* Exercise prompt: Restate the data below word for word, keeping each line intact.

* Record extracts:
╭──
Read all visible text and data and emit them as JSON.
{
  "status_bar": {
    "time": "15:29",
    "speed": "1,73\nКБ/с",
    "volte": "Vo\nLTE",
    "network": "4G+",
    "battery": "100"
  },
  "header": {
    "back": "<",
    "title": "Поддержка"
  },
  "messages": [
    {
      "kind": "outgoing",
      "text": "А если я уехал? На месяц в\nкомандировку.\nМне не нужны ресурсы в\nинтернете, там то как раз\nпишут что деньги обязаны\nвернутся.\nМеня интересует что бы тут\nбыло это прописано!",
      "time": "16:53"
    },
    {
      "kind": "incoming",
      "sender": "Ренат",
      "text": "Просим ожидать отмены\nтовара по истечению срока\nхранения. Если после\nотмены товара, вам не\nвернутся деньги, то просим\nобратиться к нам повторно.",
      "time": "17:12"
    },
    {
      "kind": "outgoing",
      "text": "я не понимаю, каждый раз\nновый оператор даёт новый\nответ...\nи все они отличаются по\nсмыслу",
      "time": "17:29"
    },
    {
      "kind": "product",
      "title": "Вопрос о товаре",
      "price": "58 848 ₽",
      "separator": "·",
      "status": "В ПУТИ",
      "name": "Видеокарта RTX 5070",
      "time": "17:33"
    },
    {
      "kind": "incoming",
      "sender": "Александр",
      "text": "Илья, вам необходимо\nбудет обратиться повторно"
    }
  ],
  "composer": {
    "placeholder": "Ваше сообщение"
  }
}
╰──
* Result for this exercise:
Read all visible text and data and emit them as JSON.
{
  "status_bar": {
    "time": "15:29",
    "speed": "1,73\nКБ/с",
    "volte": "Vo\nLTE",
    "network": "4G+",
    "battery": "100"
  },
  "header": {
    "back": "<",
    "title": "Поддержка"
  },
  "messages": [
    {
      "kind": "outgoing",
      "text": "А если я уехал? На месяц в\nкомандировку.\nМне не нужны ресурсы в\nинтернете, там то как раз\nпишут что деньги обязаны\nвернутся.\nМеня интересует что бы тут\nбыло это прописано!",
      "time": "16:53"
    },
    {
      "kind": "incoming",
      "sender": "Ренат",
      "text": "Просим ожидать отмены\nтовара по истечению срока\nхранения. Если после\nотмены товара, вам не\nвернутся деньги, то просим\nобратиться к нам повторно.",
      "time": "17:12"
    },
    {
      "kind": "outgoing",
      "text": "я не понимаю, каждый раз\nновый оператор даёт новый\nответ...\nи все они отличаются по\nсмыслу",
      "time": "17:29"
    },
    {
      "kind": "product",
      "title": "Вопрос о товаре",
      "price": "58 848 ₽",
      "separator": "·",
      "status": "В ПУТИ",
      "name": "Видеокарта RTX 5070",
      "time": "17:33"
    },
    {
      "kind": "incoming",
      "sender": "Александр",
      "text": "Илья, вам необходимо\nбудет обратиться повторно"
    }
  ],
  "composer": {
    "placeholder": "Ваше сообщение"
  }
}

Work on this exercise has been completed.